And the wisdom that is sought here is ultimately a way of existing morally in the world, not a set of detached insights and skills. The quest for wisdom, with its dangerous skirting of the territory of death and destruction, involves a ‘departing from evil’: a leaving behind of self- concern, self-advancement, in the light of the faith that there is more meaning to uncover than we imagined. It is a model of self-forgetting absorption in what’s given, what’s presented for questioning; a story of how we are, like Moses faced with the burning bush of Mount Horeb, ‘drawn aside’ by the paradoxes and glories of our environment to listen and be enlarged.

For the believer, the process of revelation is precisely not the neat provision of heavenly answers to earthly questions; it is the process by which the questioner faces both judgement and transfiguration, an entry into a new world in which the questions are changed and the questioner too. The Christian believer is caught up, as the text from St John’s gospel says, in a cascade of gift, from the Father through the Son in the Spirit, and is given knowledge of what is to come – not predictions of the future but a pervasive awareness of where human vocation and destiny are moving, that final attunement to truth that, as some of the Church Fathers insisted, never settles down in comfortable and static possession but is eternally opening on to what cannot be captured and named. Intellectual research may seem far from the world of doctrine; yet it witnesses to exactly the same anthropology, the same vision of the humanum, as these doctrinal convictions. As humans, we live not in a world of soluble puzzles but in a world of ever-expanding search. At times, it settles for a while with some brilliantly successful schema that holds together an unprecedented range of issues or phenomena; and then the strains, the unresolved areas begin to show through. The flames of the burning bush kindle again and we are drawn aside into dumb staring, stammered questions, slow probing and new words.

This college and the university of which it is so uniquely distinguished a part are committed by foundation and profession to such an anthropology, such a picture of human calling and capacity. Whatever other signs of faith are inscribed in their life (and we are sitting inside one rather notable sign of faith), this surely is an ineradicable mark of the intellectual life we seek to nourish: a faith in the virtue and nourishing power of questioning – not because we have a woolly and sentimental attitude to truth (‘better to travel hopefully than to arrive’, etcetera), but because it is questioning that releases our openness to the lifegiving depth of reality, helping us on our way towards more and more serious receptivity to what there is.

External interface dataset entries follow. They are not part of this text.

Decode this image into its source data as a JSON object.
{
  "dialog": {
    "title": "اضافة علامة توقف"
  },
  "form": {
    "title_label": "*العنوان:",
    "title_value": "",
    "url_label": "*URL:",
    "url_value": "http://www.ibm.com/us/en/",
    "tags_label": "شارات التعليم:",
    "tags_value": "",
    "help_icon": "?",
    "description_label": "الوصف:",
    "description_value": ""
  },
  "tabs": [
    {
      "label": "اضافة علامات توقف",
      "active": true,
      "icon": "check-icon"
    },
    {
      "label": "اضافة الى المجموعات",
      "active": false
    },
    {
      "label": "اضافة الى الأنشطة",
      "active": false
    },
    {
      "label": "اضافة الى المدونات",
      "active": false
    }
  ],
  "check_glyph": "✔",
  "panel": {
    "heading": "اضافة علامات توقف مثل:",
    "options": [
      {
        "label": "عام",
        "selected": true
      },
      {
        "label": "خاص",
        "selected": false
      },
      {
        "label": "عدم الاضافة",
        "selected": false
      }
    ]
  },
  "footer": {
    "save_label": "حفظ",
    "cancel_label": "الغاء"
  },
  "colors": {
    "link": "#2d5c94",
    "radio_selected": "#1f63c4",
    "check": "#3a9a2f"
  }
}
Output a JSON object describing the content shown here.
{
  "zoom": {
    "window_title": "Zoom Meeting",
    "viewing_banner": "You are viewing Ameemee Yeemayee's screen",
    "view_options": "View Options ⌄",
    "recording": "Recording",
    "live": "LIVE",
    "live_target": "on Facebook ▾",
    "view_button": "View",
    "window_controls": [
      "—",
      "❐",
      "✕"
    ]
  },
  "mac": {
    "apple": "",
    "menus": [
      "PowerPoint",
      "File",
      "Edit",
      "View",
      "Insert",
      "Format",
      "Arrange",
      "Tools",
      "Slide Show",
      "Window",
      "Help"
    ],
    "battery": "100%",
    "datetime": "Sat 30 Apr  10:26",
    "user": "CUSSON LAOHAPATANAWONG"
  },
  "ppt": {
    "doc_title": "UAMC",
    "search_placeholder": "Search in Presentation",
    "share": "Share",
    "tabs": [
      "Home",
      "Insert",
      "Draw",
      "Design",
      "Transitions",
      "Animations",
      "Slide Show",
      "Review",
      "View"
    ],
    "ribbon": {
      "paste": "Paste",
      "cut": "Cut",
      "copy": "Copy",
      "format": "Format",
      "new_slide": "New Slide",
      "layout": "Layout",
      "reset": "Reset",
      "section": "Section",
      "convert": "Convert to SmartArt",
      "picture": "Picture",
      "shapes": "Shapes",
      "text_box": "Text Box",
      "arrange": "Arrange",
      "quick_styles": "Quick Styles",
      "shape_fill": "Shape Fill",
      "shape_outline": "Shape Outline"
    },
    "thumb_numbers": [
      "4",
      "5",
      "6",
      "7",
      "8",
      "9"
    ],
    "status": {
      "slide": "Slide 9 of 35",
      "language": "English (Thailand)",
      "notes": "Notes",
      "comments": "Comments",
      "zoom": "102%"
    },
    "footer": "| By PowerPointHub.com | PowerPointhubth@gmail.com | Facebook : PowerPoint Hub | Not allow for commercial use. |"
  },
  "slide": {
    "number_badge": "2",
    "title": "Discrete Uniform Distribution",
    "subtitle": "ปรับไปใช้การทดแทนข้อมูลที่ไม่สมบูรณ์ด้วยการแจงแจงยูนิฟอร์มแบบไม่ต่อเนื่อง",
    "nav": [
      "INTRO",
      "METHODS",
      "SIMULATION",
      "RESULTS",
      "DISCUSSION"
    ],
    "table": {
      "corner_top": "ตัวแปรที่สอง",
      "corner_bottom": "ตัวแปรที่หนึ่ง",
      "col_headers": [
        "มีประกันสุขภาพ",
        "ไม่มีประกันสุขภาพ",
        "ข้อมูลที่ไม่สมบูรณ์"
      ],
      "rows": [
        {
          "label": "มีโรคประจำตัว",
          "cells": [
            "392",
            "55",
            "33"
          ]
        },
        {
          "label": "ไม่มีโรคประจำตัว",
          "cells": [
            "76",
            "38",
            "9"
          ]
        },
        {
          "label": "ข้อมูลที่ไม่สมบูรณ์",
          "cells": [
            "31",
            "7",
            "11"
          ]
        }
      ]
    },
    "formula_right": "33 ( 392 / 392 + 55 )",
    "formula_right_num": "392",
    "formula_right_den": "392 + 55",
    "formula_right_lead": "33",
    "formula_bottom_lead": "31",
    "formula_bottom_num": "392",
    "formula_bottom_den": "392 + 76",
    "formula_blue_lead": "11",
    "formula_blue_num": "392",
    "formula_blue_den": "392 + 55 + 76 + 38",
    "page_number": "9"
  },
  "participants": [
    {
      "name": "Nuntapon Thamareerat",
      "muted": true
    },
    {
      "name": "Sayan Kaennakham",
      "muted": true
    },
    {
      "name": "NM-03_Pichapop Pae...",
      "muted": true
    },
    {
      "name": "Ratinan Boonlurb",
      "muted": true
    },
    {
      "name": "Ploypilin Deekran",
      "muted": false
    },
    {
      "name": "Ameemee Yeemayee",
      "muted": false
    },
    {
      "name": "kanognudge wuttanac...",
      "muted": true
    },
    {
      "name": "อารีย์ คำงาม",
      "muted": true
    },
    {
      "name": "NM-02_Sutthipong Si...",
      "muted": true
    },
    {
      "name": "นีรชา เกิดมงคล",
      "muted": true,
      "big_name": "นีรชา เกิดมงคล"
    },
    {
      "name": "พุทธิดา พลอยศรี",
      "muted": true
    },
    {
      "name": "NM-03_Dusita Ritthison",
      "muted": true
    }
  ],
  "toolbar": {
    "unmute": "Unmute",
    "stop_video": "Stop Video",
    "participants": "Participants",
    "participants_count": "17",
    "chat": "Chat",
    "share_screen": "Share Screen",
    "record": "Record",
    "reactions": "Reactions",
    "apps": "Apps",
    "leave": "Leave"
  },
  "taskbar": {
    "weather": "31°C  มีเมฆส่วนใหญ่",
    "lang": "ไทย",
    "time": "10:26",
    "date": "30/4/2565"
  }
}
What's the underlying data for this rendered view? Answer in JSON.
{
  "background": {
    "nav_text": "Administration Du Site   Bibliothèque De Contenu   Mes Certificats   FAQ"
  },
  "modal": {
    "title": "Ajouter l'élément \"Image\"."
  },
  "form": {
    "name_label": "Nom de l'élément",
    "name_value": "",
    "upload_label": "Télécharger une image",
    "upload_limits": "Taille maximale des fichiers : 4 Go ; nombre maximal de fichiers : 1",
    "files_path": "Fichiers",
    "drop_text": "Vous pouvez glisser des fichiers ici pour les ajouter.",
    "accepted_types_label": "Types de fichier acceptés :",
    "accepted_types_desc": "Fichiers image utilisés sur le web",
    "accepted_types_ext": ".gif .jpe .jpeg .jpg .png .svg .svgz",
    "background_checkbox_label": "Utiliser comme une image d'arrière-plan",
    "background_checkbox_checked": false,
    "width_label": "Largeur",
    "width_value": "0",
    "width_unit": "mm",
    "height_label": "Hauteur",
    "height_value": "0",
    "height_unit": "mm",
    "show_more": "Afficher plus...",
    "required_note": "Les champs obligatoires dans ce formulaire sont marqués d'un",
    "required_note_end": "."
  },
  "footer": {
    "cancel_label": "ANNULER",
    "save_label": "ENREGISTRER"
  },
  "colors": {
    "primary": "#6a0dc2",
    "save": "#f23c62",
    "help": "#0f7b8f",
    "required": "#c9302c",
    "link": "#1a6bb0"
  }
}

The pressures on such a vision these days – pressures both cultural and economic – are colossal; but the cost of the loss of this vision are immeasurably greater. When we are tempted to redefine our questioning in such a way as to allow us to close down the questions and be content with answers that do not change us, we need to remember that we are in danger of redefining not just our model of the intellect but our model of humanity itself, its dignity and oddity. And if we learn to resist (and please God we shall learn to resist a bit more effectively as time goes on), it will be in the name of that dignity and oddity: for the believer, a matter of honouring the divine image in humanity; for the whole intellectual community, a matter of faith in that wisdom which cannot be bought for gold or silver; for all of us, in one sense or another, with an upper-case initial or not, ‘the labour, the patience and the pain’ of the Spirit.